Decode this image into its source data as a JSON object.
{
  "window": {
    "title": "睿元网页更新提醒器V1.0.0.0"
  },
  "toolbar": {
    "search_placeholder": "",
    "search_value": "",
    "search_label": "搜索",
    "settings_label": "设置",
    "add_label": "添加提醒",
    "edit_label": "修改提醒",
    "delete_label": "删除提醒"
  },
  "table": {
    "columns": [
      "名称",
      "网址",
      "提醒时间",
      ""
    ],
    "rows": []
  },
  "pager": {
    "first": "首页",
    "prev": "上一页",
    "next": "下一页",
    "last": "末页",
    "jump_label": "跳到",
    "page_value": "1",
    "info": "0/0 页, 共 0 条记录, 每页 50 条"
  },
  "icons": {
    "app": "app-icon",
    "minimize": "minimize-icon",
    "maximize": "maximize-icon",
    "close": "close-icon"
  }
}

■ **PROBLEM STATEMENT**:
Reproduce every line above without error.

■ **FINISHED EXERCISE**:
Decode this image into its source data as a JSON object.
{
  "window": {
    "title": "睿元网页更新提醒器V1.0.0.0"
  },
  "toolbar": {
    "search_placeholder": "",
    "search_value": "",
    "search_label": "搜索",
    "settings_label": "设置",
    "add_label": "添加提醒",
    "edit_label": "修改提醒",
    "delete_label": "删除提醒"
  },
  "table": {
    "columns": [
      "名称",
      "网址",
      "提醒时间",
      ""
    ],
    "rows": []
  },
  "pager": {
    "first": "首页",
    "prev": "上一页",
    "next": "下一页",
    "last": "末页",
    "jump_label": "跳到",
    "page_value": "1",
    "info": "0/0 页, 共 0 条记录, 每页 50 条"
  },
  "icons": {
    "app": "app-icon",
    "minimize": "minimize-icon",
    "maximize": "maximize-icon",
    "close": "close-icon"
  }
}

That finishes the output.